Absolutely. Filming with Warren Miller was flat-out inspiring. Conditions lined up for us to get into some pretty awesome zones in the highest part of the Andes, surrounded by 5,000- to 6,000-meter peaks. Dropping into untracked faces, chutes and spines is what I dream about as a freerider. So yeah, getting to do that with a ripping skier like Fran for 10 days was incredible. On another note, capturing quality videos and photos of skiing and snowboarding on the other side of the world takes a team—and we had an amazing one. It was a highlight to work with such talented and professional filmers, guides, pilots and staff. Everyone was super excited to be on snow in August.
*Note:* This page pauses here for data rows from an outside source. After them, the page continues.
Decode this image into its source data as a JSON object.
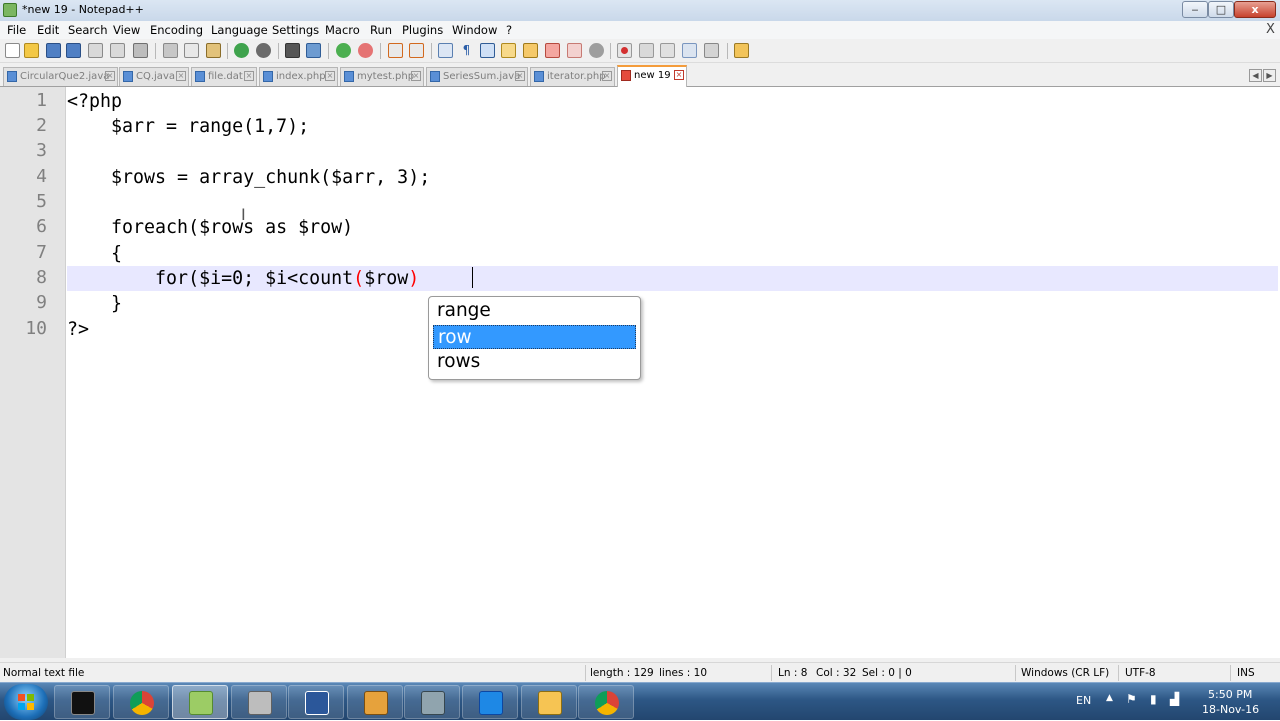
{
  "window": {
    "title": "*new 19 - Notepad++",
    "minimize_glyph": "‒",
    "maximize_glyph": "□",
    "close_glyph": "x"
  },
  "menu": {
    "items": [
      "File",
      "Edit",
      "Search",
      "View",
      "Encoding",
      "Language",
      "Settings",
      "Macro",
      "Run",
      "Plugins",
      "Window",
      "?"
    ],
    "close_glyph": "X"
  },
  "tabs": [
    {
      "label": "CircularQue2.java",
      "active": false
    },
    {
      "label": "CQ.java",
      "active": false
    },
    {
      "label": "file.dat",
      "active": false
    },
    {
      "label": "index.php",
      "active": false
    },
    {
      "label": "mytest.php",
      "active": false
    },
    {
      "label": "SeriesSum.java",
      "active": false
    },
    {
      "label": "iterator.php",
      "active": false
    },
    {
      "label": "new 19",
      "active": true
    }
  ],
  "editor": {
    "line_numbers": [
      "1",
      "2",
      "3",
      "4",
      "5",
      "6",
      "7",
      "8",
      "9",
      "10"
    ],
    "lines": [
      "<?php",
      "    $arr = range(1,7);",
      "",
      "    $rows = array_chunk($arr, 3);",
      "",
      "    foreach($rows as $row)",
      "    {",
      "        for($i=0; $i<count",
      "    }",
      "?>"
    ],
    "line8_paren_open": "(",
    "line8_arg": "$row",
    "line8_paren_close": ")",
    "current_line": 8
  },
  "autocomplete": {
    "items": [
      "range",
      "row",
      "rows"
    ],
    "selected": "row"
  },
  "status": {
    "file_type": "Normal text file",
    "length": "length : 129",
    "lines": "lines : 10",
    "ln": "Ln : 8",
    "col": "Col : 32",
    "sel": "Sel : 0 | 0",
    "eol": "Windows (CR LF)",
    "encoding": "UTF-8",
    "mode": "INS"
  },
  "taskbar": {
    "apps": [
      "cmd-icon",
      "chrome-icon",
      "notepadpp-icon",
      "printer-icon",
      "word-icon",
      "game-icon",
      "calculator-icon",
      "virtualbox-icon",
      "explorer-icon",
      "chrome-icon-2"
    ],
    "tray": {
      "language": "EN",
      "time": "5:50 PM",
      "date": "18-Nov-16"
    }
  }
}
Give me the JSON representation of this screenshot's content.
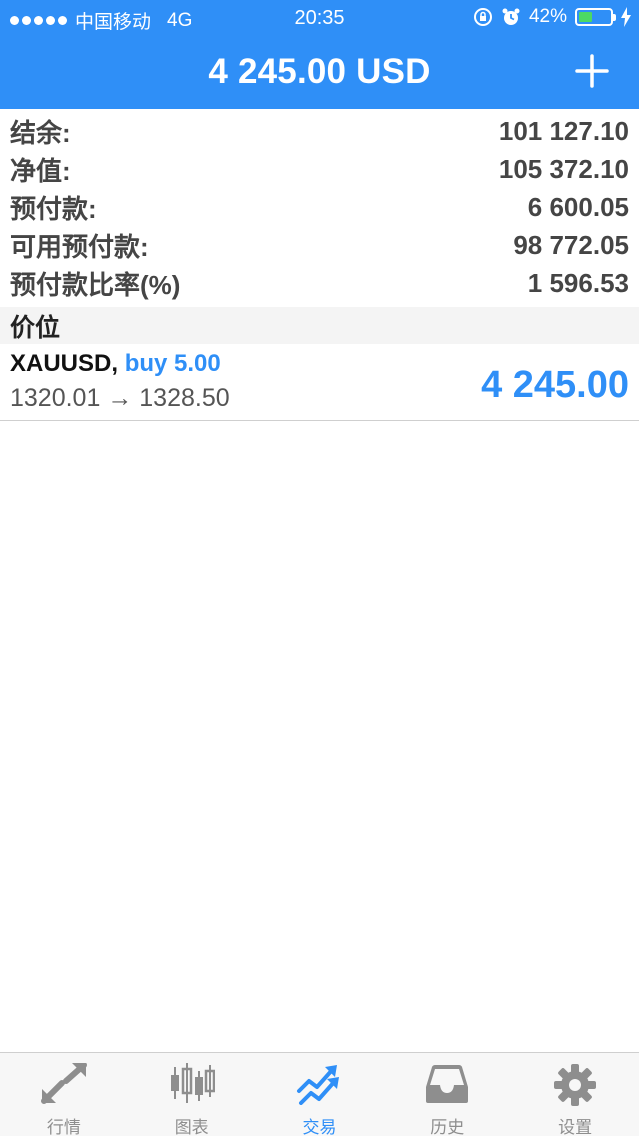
{
  "status_bar": {
    "carrier": "中国移动",
    "network": "4G",
    "time": "20:35",
    "battery_percent": "42%",
    "battery_level": 0.42
  },
  "header": {
    "title": "4 245.00 USD"
  },
  "summary": {
    "rows": [
      {
        "label": "结余:",
        "value": "101 127.10"
      },
      {
        "label": "净值:",
        "value": "105 372.10"
      },
      {
        "label": "预付款:",
        "value": "6 600.05"
      },
      {
        "label": "可用预付款:",
        "value": "98 772.05"
      },
      {
        "label": "预付款比率(%)",
        "value": "1 596.53"
      }
    ]
  },
  "section": {
    "title": "价位"
  },
  "position": {
    "symbol": "XAUUSD,",
    "direction": "buy 5.00",
    "prices": "1320.01 → 1328.50",
    "profit": "4 245.00"
  },
  "tabs": [
    {
      "label": "行情",
      "icon": "quotes-icon",
      "active": false
    },
    {
      "label": "图表",
      "icon": "chart-icon",
      "active": false
    },
    {
      "label": "交易",
      "icon": "trade-icon",
      "active": true
    },
    {
      "label": "历史",
      "icon": "history-icon",
      "active": false
    },
    {
      "label": "设置",
      "icon": "settings-icon",
      "active": false
    }
  ],
  "colors": {
    "accent": "#2f8ff7",
    "inactive": "#8e8e8e",
    "battery": "#4cd964"
  }
}
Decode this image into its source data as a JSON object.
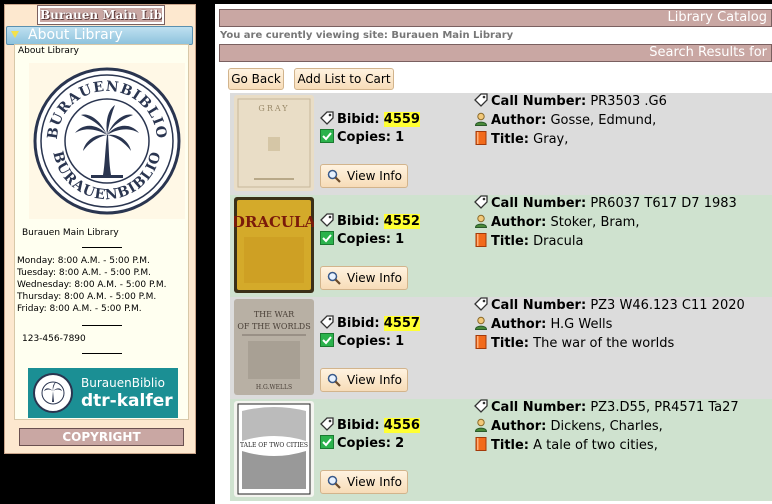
{
  "sidebar": {
    "library_name": "Burauen Main Library",
    "about_tab": "About Library",
    "about_link": "About Library",
    "logo_text_top": "BURAUENBIBLIO",
    "logo_text_bottom": "BURAUENBIBLIO",
    "branch_name": "Burauen Main Library",
    "hours": [
      "Monday: 8:00 A.M. - 5:00 P.M.",
      "Tuesday: 8:00 A.M. - 5:00 P.M.",
      "Wednesday: 8:00 A.M. - 5:00 P.M.",
      "Thursday: 8:00 A.M. - 5:00 P.M.",
      "Friday: 8:00 A.M. - 5:00 P.M."
    ],
    "phone": "123-456-7890",
    "badge_line1": "BurauenBiblio",
    "badge_line2": "dtr-kalfer",
    "copyright": "COPYRIGHT"
  },
  "main": {
    "header": "Library Catalog",
    "site_line": "You are curently viewing site: Burauen Main Library",
    "results_header": "Search Results for",
    "go_back": "Go Back",
    "add_list": "Add List to Cart",
    "labels": {
      "bibid": "Bibid:",
      "copies": "Copies:",
      "call_number": "Call Number:",
      "author": "Author:",
      "title": "Title:",
      "view_info": "View Info"
    },
    "results": [
      {
        "bibid": "4559",
        "copies": "1",
        "call_number": "PR3503 .G6",
        "author": "Gosse, Edmund,",
        "title": "Gray,",
        "cover_title": "GRAY"
      },
      {
        "bibid": "4552",
        "copies": "1",
        "call_number": "PR6037 T617 D7 1983",
        "author": "Stoker, Bram,",
        "title": "Dracula",
        "cover_title": "DRACULA"
      },
      {
        "bibid": "4557",
        "copies": "1",
        "call_number": "PZ3 W46.123 C11 2020",
        "author": "H.G Wells",
        "title": "The war of the worlds",
        "cover_title": "THE WAR OF THE WORLDS"
      },
      {
        "bibid": "4556",
        "copies": "2",
        "call_number": "PZ3.D55, PR4571 Ta27",
        "author": "Dickens, Charles,",
        "title": "A tale of two cities,",
        "cover_title": "A TALE OF TWO CITIES"
      }
    ]
  },
  "colors": {
    "bar": "#c9a7a3",
    "sidebar_bg": "#fde8cf",
    "row_gray": "#dcdcdc",
    "row_green": "#cfe2cf",
    "highlight": "#ffff33",
    "badge": "#1b8f94"
  }
}
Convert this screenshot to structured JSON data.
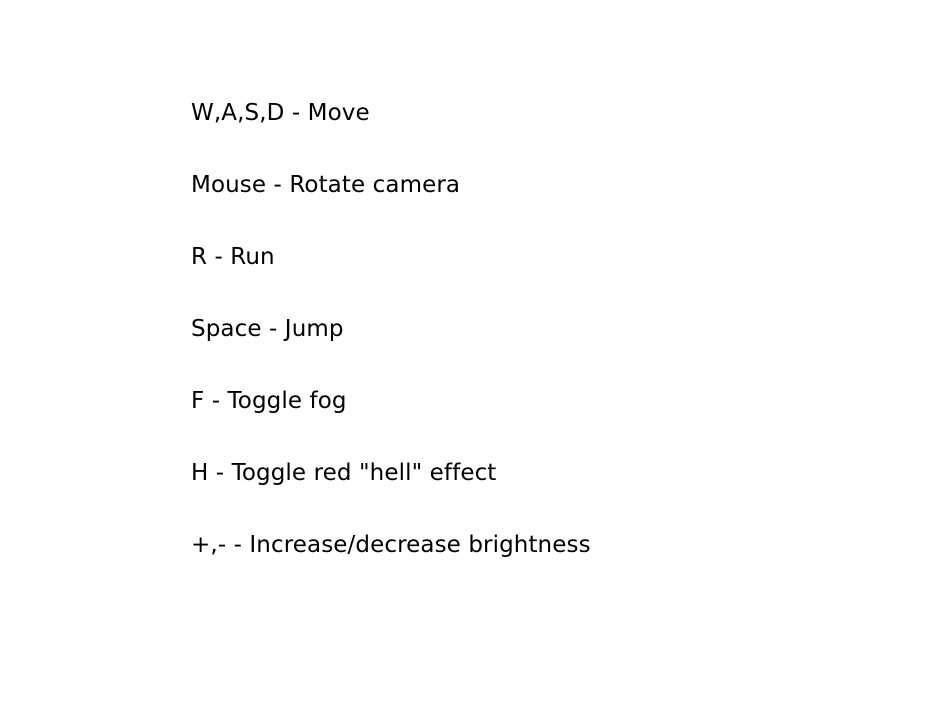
{
  "controls": [
    "W,A,S,D - Move",
    "Mouse - Rotate camera",
    "R - Run",
    "Space - Jump",
    "F - Toggle fog",
    "H - Toggle red \"hell\" effect",
    "+,- - Increase/decrease brightness"
  ]
}
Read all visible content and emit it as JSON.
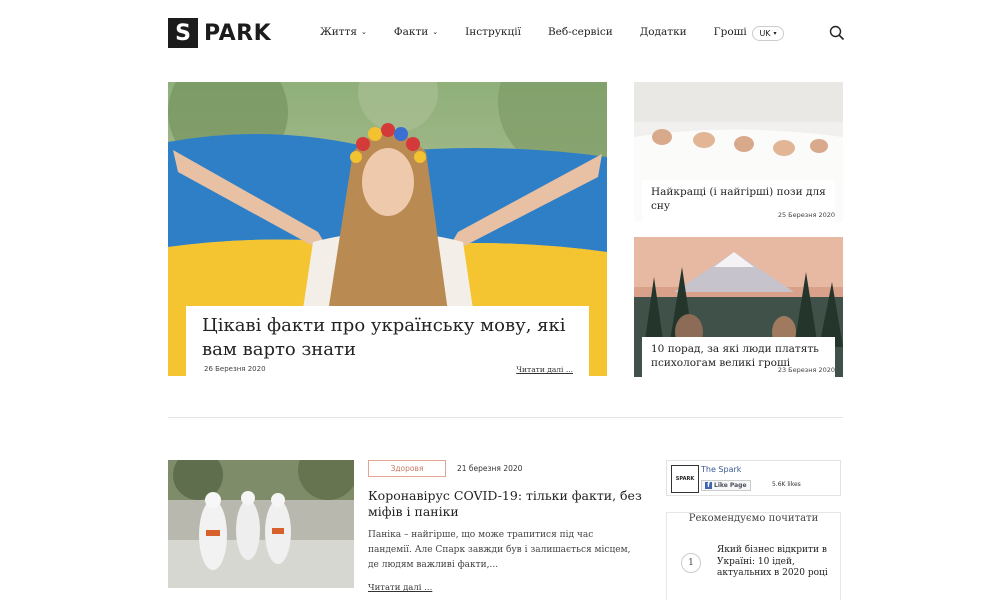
{
  "brand": {
    "logo_letter": "S",
    "logo_text": "PARK"
  },
  "nav": {
    "items": [
      {
        "label": "Життя",
        "dropdown": true
      },
      {
        "label": "Факти",
        "dropdown": true
      },
      {
        "label": "Інструкції",
        "dropdown": false
      },
      {
        "label": "Веб-сервіси",
        "dropdown": false
      },
      {
        "label": "Додатки",
        "dropdown": false
      },
      {
        "label": "Гроші",
        "dropdown": false
      }
    ],
    "language": "UK",
    "search_icon": "search-icon"
  },
  "hero": {
    "title": "Цікаві факти про українську мову, які вам варто знати",
    "date": "26 Березня 2020",
    "more": "Читати далі ..."
  },
  "side_posts": [
    {
      "title": "Найкращі (і найгірші) пози для сну",
      "date": "25 Березня 2020"
    },
    {
      "title": "10 порад, за які люди платять психологам великі гроші",
      "date": "23 Березня 2020"
    }
  ],
  "article": {
    "tag": "Здоровя",
    "date": "21 березня 2020",
    "title": "Коронавірус COVID-19: тільки факти, без міфів і паніки",
    "excerpt": "Паніка – найгірше, що може трапитися під час пандемії. Але Спарк завжди був і залишається місцем, де людям важливі факти,...",
    "more": "Читати далі ..."
  },
  "facebook": {
    "logo": "SPARK",
    "page_name": "The Spark",
    "like_label": "Like Page",
    "likes": "5.6K likes"
  },
  "recommended": {
    "heading": "Рекомендуємо почитати",
    "items": [
      {
        "number": "1",
        "title": "Який бізнес відкрити в Україні: 10 ідей, актуальних в 2020 році"
      }
    ]
  },
  "colors": {
    "accent_tag": "#c97a66",
    "logo_bg": "#1c1c1c",
    "fb_blue": "#3b5998"
  }
}
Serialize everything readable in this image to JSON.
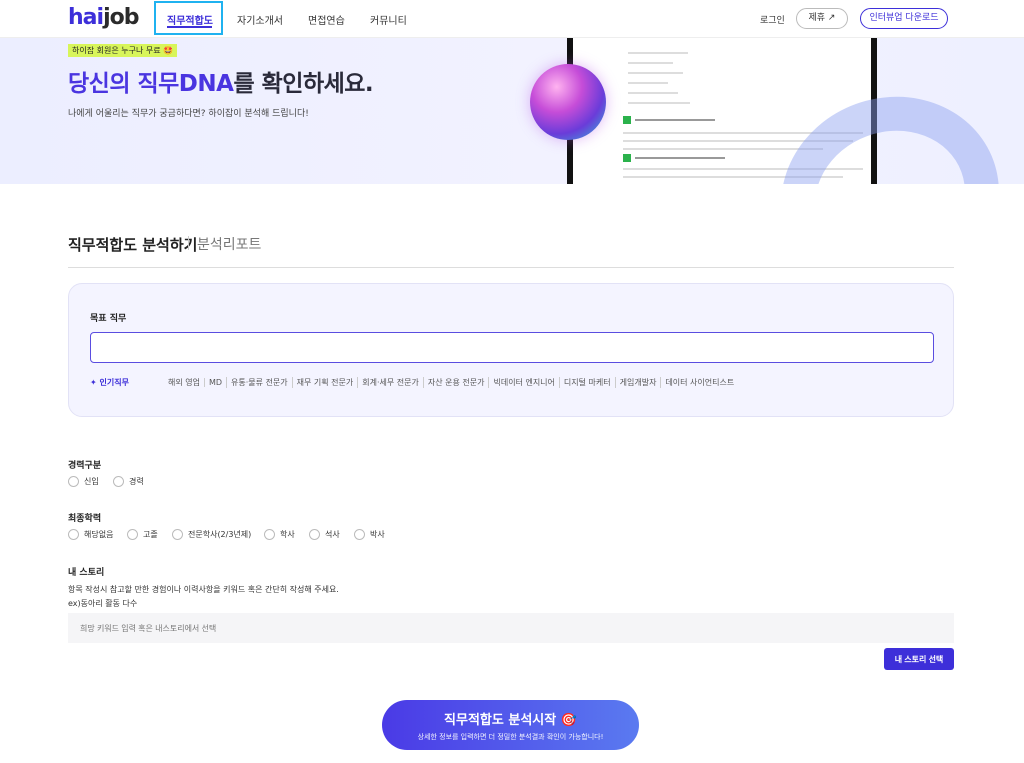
{
  "header": {
    "logo_hai": "hai",
    "logo_job": "job",
    "nav": [
      "직무적합도",
      "자기소개서",
      "면접연습",
      "커뮤니티"
    ],
    "login": "로그인",
    "partner": "제휴 ↗",
    "download": "인터뷰업 다운로드"
  },
  "banner": {
    "badge": "하이잡 회원은 누구나 무료 🤩",
    "title_part1": "당신의 직무DNA",
    "title_part2": "를 확인하세요.",
    "subtitle": "나에게 어울리는 직무가 궁금하다면? 하이잡이 분석해 드립니다!"
  },
  "tabs": {
    "analyze": "직무적합도 분석하기",
    "report": "분석리포트"
  },
  "target_job": {
    "label": "목표 직무",
    "popular_label": "인기직무",
    "chips": [
      "해외 영업",
      "MD",
      "유통·물류 전문가",
      "재무 기획 전문가",
      "회계·세무 전문가",
      "자산 운용 전문가",
      "빅데이터 엔지니어",
      "디지털 마케터",
      "게임개발자",
      "데이터 사이언티스트"
    ]
  },
  "career": {
    "label": "경력구분",
    "options": [
      "신입",
      "경력"
    ]
  },
  "education": {
    "label": "최종학력",
    "options": [
      "해당없음",
      "고졸",
      "전문학사(2/3년제)",
      "학사",
      "석사",
      "박사"
    ]
  },
  "story": {
    "label": "내 스토리",
    "desc1": "항목 작성시 참고할 만한 경험이나 이력사항을 키워드 혹은 간단히 작성해 주세요.",
    "desc2": "ex)동아리 활동 다수",
    "placeholder": "희망 키워드 입력 혹은 내스토리에서 선택",
    "button": "내 스토리 선택"
  },
  "cta": {
    "title": "직무적합도 분석시작 🎯",
    "subtitle": "상세한 정보를 입력하면 더 정밀한 분석결과 확인이 가능합니다!"
  },
  "colors": {
    "accent": "#3d2fd9",
    "highlight": "#1fb2f0",
    "badge": "#d8f55a"
  }
}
I’m still on Cloud Nine.
A lot of people think lessons are just for beginners, why would you recommend them for experts as well?
My personal narrative is that I’ve snowboarded over 2,000 days in the past decade. And, I’m still as in love with the sport as I was on day one. A huge piece to that continued love is the perpetual potential for progression. I’m always tinkering with new ways to move over the board, and how to take existing movements to new places. With skill and learning comes freedom. The mountain rewards those pushing themselves. So yes, while it’s important to set a solid fundamental foundation by taking lessons as a beginner, it’s also significant to keep pushing out to our own personal horizons as advanced and expert riders. When you take a lesson, you see the mountain in a new way.
And one last question—what are your top reasons to live and shred in Colorado?
No. 1: The access to year-round outdoor recreation is awesome. No matter the season, there are activities and communities pursuing fun and movement outside. No. 2: Springtime shredding. March through May is my favorite time to ride in Colorado. The crowds dissipate, the snow base is the deepest, and the high peaks offer cold snow long into spring. It’s the season to be here. No. 3: I hear the beer is good. (But I’m gluten-free, so you’ll have to ask someone else about that one.)